I look at my life and imagine it will soon be over, and that I haven't done enough with it. The thought renders my life—life itself—meaningless and lacking.
Who would I be without this thought? In an instant, as I reach for a bottle of water next to my bed, I can see it...I would be alive, and grateful. I'm amazed at the miracle of hand grasping container, pouring it, my head tilting upwards from the pillow, mouth opening to receive, thirst quenched. Am I even doing any of it? Even if I am, is this not enough?
The action itself is a beginning and an end, and it seems to have nothing to do with me; "she," the body-mind with which I identify, is always taken care of when care is needed. Life is complete if it ends now...and it does end, in each moment, just as in each moment, it begins.
Who would I be without my story? I would listen to the music of water and wind, feel the softness of the memory-foam mattress, the bed beneath it, the floor beneath that, the earth below that holds us.
All is well...and I would notice.
Turn the thought around:
End times are not near. That is truer; there is no end of time as long as thought prevails. There's no end of time as long as I still have an "I." There's no end as long as there are beginnings, which there are in every moment.
Beginning times are near...and here. Now. And now. And now again.
End times, beginning times: there is no difference.

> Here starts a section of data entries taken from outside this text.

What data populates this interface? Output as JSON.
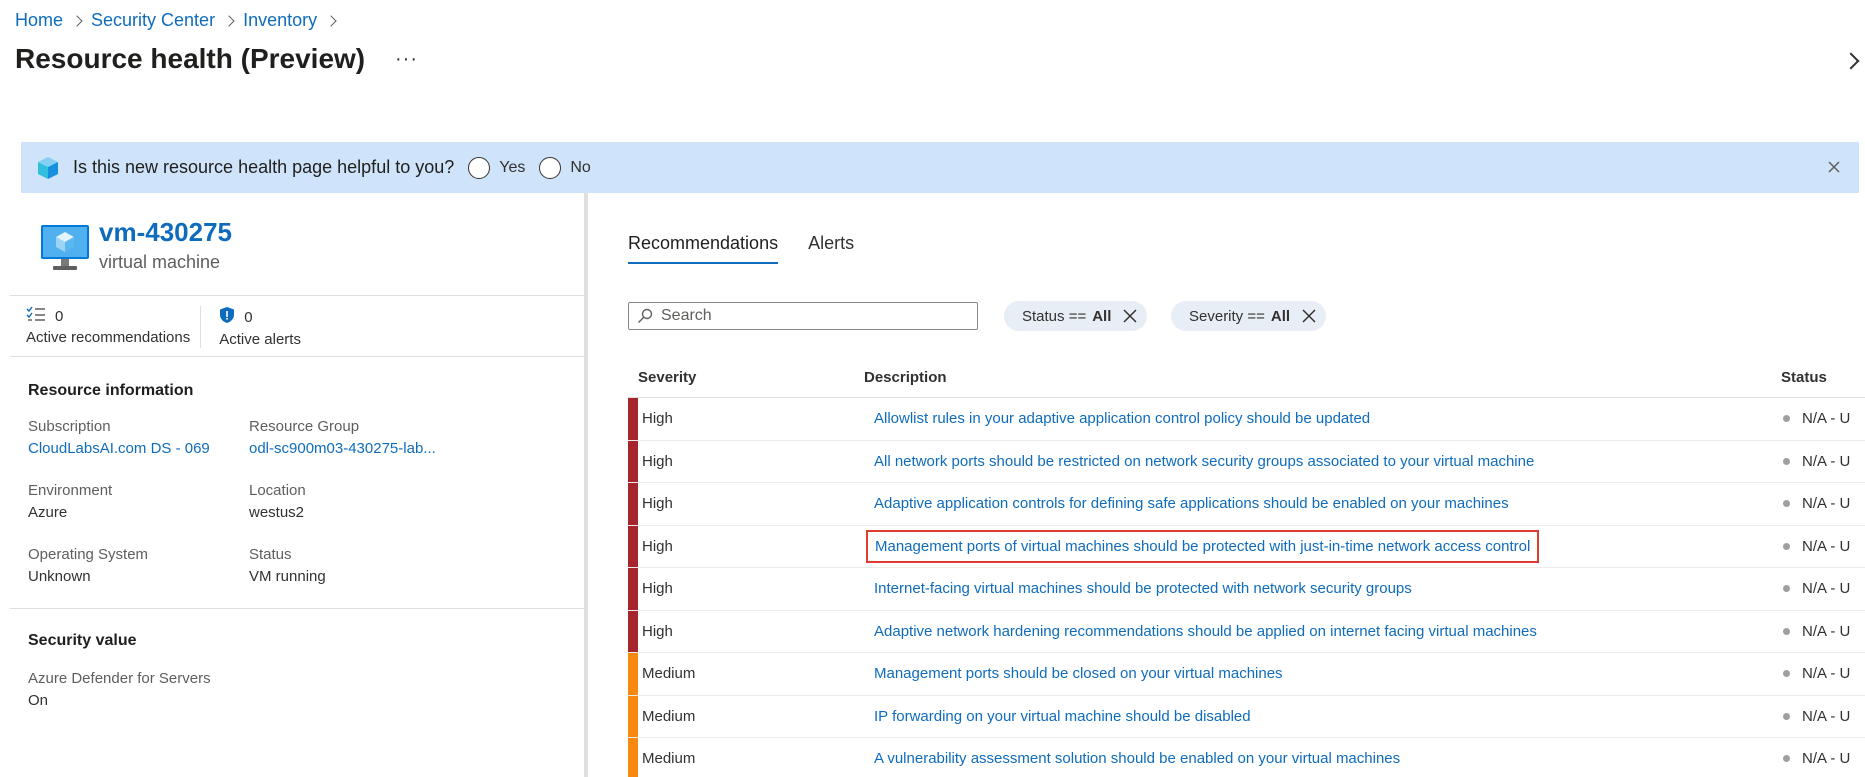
{
  "breadcrumb": [
    "Home",
    "Security Center",
    "Inventory"
  ],
  "page": {
    "title": "Resource health (Preview)",
    "more": "···"
  },
  "banner": {
    "question": "Is this new resource health page helpful to you?",
    "yes": "Yes",
    "no": "No"
  },
  "resource": {
    "name": "vm-430275",
    "type": "virtual machine",
    "active_recommendations_count": "0",
    "active_recommendations_label": "Active recommendations",
    "active_alerts_count": "0",
    "active_alerts_label": "Active alerts"
  },
  "resource_info": {
    "title": "Resource information",
    "subscription_label": "Subscription",
    "subscription_value": "CloudLabsAI.com DS - 069",
    "resource_group_label": "Resource Group",
    "resource_group_value": "odl-sc900m03-430275-lab...",
    "environment_label": "Environment",
    "environment_value": "Azure",
    "location_label": "Location",
    "location_value": "westus2",
    "os_label": "Operating System",
    "os_value": "Unknown",
    "status_label": "Status",
    "status_value": "VM running"
  },
  "security_value": {
    "title": "Security value",
    "defender_label": "Azure Defender for Servers",
    "defender_value": "On"
  },
  "tabs": [
    "Recommendations",
    "Alerts"
  ],
  "search": {
    "placeholder": "Search"
  },
  "filters": [
    {
      "label": "Status ==",
      "value": "All"
    },
    {
      "label": "Severity ==",
      "value": "All"
    }
  ],
  "table": {
    "headers": {
      "severity": "Severity",
      "description": "Description",
      "status": "Status"
    },
    "rows": [
      {
        "severity": "High",
        "description": "Allowlist rules in your adaptive application control policy should be updated",
        "status": "N/A - U"
      },
      {
        "severity": "High",
        "description": "All network ports should be restricted on network security groups associated to your virtual machine",
        "status": "N/A - U"
      },
      {
        "severity": "High",
        "description": "Adaptive application controls for defining safe applications should be enabled on your machines",
        "status": "N/A - U"
      },
      {
        "severity": "High",
        "description": "Management ports of virtual machines should be protected with just-in-time network access control",
        "status": "N/A - U"
      },
      {
        "severity": "High",
        "description": "Internet-facing virtual machines should be protected with network security groups",
        "status": "N/A - U"
      },
      {
        "severity": "High",
        "description": "Adaptive network hardening recommendations should be applied on internet facing virtual machines",
        "status": "N/A - U"
      },
      {
        "severity": "Medium",
        "description": "Management ports should be closed on your virtual machines",
        "status": "N/A - U"
      },
      {
        "severity": "Medium",
        "description": "IP forwarding on your virtual machine should be disabled",
        "status": "N/A - U"
      },
      {
        "severity": "Medium",
        "description": "A vulnerability assessment solution should be enabled on your virtual machines",
        "status": "N/A - U"
      }
    ]
  },
  "colors": {
    "high": "#a4262c",
    "medium": "#f7890e",
    "link": "#0f6cbd",
    "highlight": "#e03b2f",
    "banner": "#cfe4fa"
  }
}
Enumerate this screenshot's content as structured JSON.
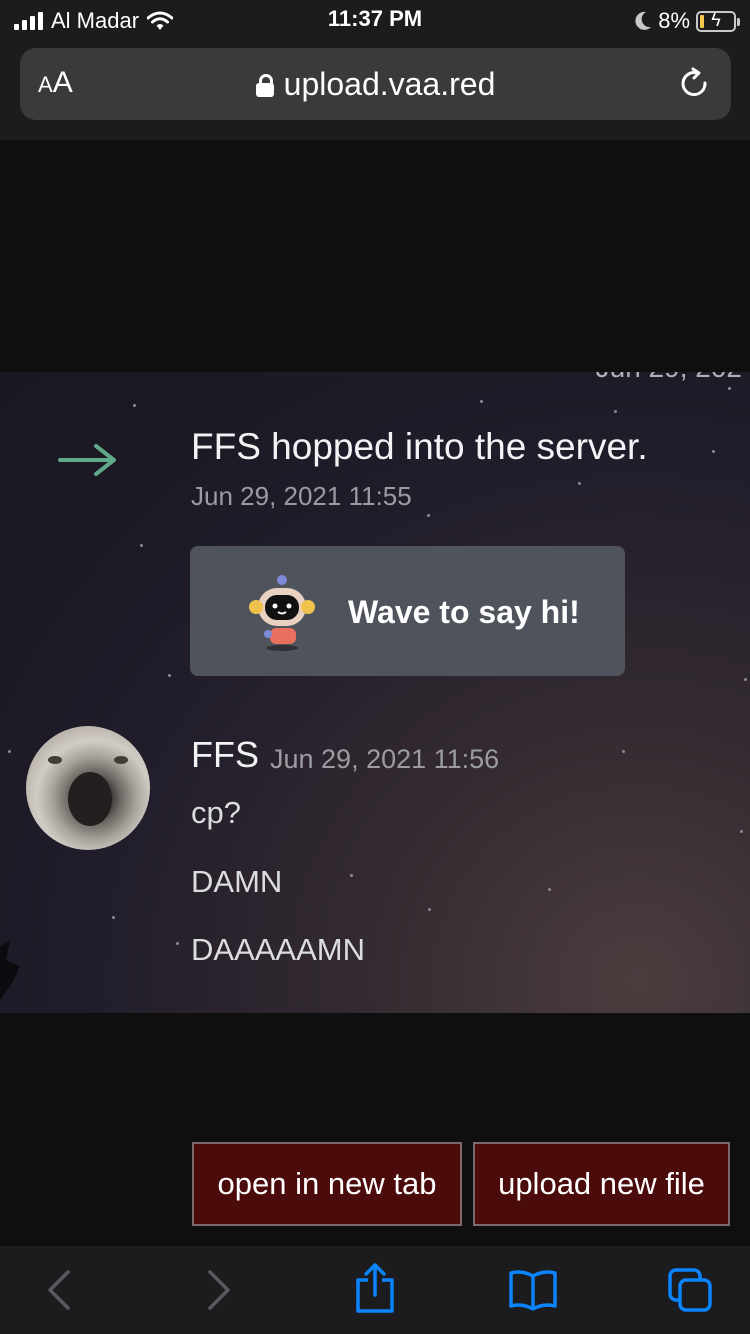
{
  "status_bar": {
    "carrier": "Al Madar",
    "time": "11:37 PM",
    "battery": "8%",
    "icons": [
      "signal-bars-icon",
      "wifi-icon",
      "moon-icon",
      "battery-charging-icon"
    ]
  },
  "browser": {
    "text_size_label": "AA",
    "url": "upload.vaa.red",
    "icons": [
      "lock-icon",
      "reload-icon"
    ]
  },
  "screenshot": {
    "top_date_fragment": "Jun 29, 202",
    "join_message": "FFS hopped into the server.",
    "join_timestamp": "Jun 29, 2021 11:55",
    "wave_button_label": "Wave to say hi!",
    "author": "FFS",
    "message_timestamp": "Jun 29, 2021 11:56",
    "messages": [
      "cp?",
      "DAMN",
      "DAAAAAMN"
    ],
    "accent_green": "#5fa88a",
    "button_color": "#4f545c"
  },
  "actions": {
    "open_new_tab": "open in new tab",
    "upload_new_file": "upload new file",
    "button_bg": "#4b0b0b"
  },
  "toolbar": {
    "items": [
      "back-icon",
      "forward-icon",
      "share-icon",
      "bookmarks-icon",
      "tabs-icon"
    ],
    "accent": "#0a84ff"
  }
}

The end of an illusion means there is always something new, a birth, a freshness, the Creation itself.
©2008 by Carol L. Skolnick; all rights reserved.